A total of 175 students from Duke University School of Nursing and Duke University School of Medicine will convene March 21-22 at the School of Nursing to explore ways to promote optimal patient care and patient safety. 

Faculty from both Schools will facilitate discussion of roles and responsibilities as outlined in the national TeamSTEPPS initiative. TeamSTEPPS training is an evidence-based teamwork system developed by the U.S. Department of Health and Human Services aimed at optimizing patient outcomes by improving communication and teamwork skills among health care professionals.

Nursing students and medical students will participate in small group simulations where they will assume roles of patient, nurse, or physician. Fifteen simultaneous simulations will be conducted in the Center for Nursing Discovery (CND) at the School of Nursing. According to CND Director Margie Molloy, MSN, RN, CNE, an important goal is for each student to gain an appreciation for the roles of nurses, physicians, and other health care professionals, and to explore ways to communicate more efficiently and support each other in a patient care situation. 

"This is a very exciting undertaking for us here at the School of Nursing," Molloy said. "We have been meeting with representatives from the School of Medicine over the last several months in preparation for the event. Collaborating on the TeamSTEPPS training will provide a win-win learning experience for all the students who participate." Kathleen Turner, MSN, RN, has been the point person from the School of Nursing. Alison Clay, MD, has represented the School of Medicine.
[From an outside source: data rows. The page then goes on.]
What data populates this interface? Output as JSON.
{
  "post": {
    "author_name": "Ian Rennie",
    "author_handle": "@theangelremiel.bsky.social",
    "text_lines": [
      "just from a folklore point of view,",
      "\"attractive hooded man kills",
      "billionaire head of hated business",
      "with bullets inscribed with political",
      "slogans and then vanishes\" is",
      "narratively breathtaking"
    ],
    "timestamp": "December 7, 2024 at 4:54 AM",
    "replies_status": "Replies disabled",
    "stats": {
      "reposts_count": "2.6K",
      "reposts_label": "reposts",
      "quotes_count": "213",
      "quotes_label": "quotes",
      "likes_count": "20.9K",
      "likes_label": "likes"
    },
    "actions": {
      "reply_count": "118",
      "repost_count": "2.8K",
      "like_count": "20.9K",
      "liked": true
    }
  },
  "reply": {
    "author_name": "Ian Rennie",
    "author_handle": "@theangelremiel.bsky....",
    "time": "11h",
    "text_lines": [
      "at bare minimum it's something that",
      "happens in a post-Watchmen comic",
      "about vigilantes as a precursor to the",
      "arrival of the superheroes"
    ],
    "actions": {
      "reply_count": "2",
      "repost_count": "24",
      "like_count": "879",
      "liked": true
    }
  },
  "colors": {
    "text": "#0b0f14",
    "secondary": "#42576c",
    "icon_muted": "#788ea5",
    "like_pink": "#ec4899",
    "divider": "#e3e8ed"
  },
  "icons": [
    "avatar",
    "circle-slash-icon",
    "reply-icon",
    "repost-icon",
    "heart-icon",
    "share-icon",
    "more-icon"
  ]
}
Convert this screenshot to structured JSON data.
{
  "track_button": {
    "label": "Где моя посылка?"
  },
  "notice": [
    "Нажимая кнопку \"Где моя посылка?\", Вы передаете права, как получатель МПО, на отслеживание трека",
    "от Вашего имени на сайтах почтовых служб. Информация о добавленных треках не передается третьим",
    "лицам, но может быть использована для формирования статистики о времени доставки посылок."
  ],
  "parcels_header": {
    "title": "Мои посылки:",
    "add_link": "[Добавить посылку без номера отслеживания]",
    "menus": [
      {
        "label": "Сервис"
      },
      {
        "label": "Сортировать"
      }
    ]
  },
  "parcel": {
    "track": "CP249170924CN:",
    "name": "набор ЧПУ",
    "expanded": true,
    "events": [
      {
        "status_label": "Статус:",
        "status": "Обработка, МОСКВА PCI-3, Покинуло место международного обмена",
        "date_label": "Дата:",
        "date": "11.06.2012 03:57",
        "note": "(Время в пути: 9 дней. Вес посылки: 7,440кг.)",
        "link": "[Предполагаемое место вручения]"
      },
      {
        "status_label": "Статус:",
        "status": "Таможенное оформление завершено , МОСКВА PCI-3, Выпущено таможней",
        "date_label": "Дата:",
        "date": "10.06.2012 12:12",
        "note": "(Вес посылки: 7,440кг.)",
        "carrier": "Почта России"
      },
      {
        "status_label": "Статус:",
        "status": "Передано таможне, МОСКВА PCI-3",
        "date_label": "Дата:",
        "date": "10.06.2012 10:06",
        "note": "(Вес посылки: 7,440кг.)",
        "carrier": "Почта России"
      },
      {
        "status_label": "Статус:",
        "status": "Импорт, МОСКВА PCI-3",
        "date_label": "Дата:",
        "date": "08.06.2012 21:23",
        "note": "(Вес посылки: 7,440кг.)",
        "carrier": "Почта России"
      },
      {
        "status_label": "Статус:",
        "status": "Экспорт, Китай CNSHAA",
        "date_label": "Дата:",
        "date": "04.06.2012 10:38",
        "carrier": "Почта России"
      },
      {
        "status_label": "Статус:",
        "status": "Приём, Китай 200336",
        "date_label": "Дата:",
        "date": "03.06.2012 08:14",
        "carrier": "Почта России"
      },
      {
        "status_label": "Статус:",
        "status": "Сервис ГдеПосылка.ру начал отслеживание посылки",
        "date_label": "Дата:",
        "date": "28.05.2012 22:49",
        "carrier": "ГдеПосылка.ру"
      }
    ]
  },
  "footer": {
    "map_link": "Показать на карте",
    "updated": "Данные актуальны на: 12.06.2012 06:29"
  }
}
Duke University School of Nursing (DUSON), as a diverse community of scholars and clinicians, educates the next generation of transformational leaders in nursing, advances nursing science in issues of global import, and fosters the scholarly practice of nursing. In 2011, US News and World Report ranked Duke among the top seven graduate schools of nursing in the nation. The School offers masters, PhD, and doctor of nursing practice degrees, as well as an accelerated bachelor of science in nursing degree to students who have previously completed an undergraduate degree. More than 800 individuals enrolled for Spring 2012 classes, the largest number of students in the School’s 80-year history.